    reaches the desired operating temperature, the thermostat begins to open and allow coolant to

    flow through the radiator where excess heat can be rejected. Coolant flowing through the

    radiator is further cooled by the radiator fan pulling air across the radiator. When the coolant has

    dropped below the thermostat temperature rating, the valve closes (via spring force) directing the

    coolant again through the bypass. Conventional thermostats are wax based; their operation

    depends on the material properties of the wax in the thermostat housing and the coolant

    temperature surrounding it (Choukroun and Chanfreau, 2001). Traditional water pumps and

    radiator fans are generally mechanically driven by the engines crankshaft. Specifically, the

    water pump is driven as an accessory load while the radiator fan is often connected directly to

    the crankshaft with a clutch.

    Figure 2: Factory cooling system configuration demonstrating the use of

    mechanically driven water pump and radiator fan with a wax thermostat (Case 1).

    Factory cooling systems typically present two problems (Chalgren and Barron, 2003).

    First, large parasitic losses are associated with operating mechanical components at high

    rotational speeds due to their mechanical linkages. This not only decreases the overall engine

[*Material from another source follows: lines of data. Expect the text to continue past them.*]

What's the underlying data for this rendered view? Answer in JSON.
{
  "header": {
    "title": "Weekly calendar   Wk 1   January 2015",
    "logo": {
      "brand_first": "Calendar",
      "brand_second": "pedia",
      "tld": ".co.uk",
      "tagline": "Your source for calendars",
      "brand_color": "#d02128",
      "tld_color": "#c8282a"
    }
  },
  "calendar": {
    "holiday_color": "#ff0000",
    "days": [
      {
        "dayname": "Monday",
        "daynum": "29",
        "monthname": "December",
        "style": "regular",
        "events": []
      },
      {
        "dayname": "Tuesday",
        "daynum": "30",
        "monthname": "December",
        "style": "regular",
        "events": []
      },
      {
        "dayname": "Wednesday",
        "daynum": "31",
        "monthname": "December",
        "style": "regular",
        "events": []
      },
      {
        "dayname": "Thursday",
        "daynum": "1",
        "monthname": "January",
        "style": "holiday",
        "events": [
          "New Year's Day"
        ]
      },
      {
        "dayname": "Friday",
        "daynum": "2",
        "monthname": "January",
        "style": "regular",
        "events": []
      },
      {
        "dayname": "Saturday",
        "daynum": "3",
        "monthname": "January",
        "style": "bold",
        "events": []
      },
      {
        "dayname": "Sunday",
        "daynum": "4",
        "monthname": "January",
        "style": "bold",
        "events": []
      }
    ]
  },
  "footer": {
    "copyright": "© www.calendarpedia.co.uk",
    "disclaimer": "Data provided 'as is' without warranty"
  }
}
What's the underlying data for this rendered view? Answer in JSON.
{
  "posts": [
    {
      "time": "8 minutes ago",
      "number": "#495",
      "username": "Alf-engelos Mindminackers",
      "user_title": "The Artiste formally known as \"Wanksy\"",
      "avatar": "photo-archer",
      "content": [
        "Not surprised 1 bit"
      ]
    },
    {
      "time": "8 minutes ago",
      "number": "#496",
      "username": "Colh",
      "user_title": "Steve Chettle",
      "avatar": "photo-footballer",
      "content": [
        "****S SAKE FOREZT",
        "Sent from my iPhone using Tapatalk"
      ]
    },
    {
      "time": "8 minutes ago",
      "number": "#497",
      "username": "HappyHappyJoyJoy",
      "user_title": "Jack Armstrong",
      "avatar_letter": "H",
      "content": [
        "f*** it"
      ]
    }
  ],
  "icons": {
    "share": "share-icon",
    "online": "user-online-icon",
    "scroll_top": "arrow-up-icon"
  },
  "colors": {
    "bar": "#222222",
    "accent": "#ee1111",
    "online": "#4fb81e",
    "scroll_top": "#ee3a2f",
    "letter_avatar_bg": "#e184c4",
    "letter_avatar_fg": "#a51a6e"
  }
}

    power, but increases the fuel consumption. Additionally, these parasitic losses are compounded

    since the traditional cooling system co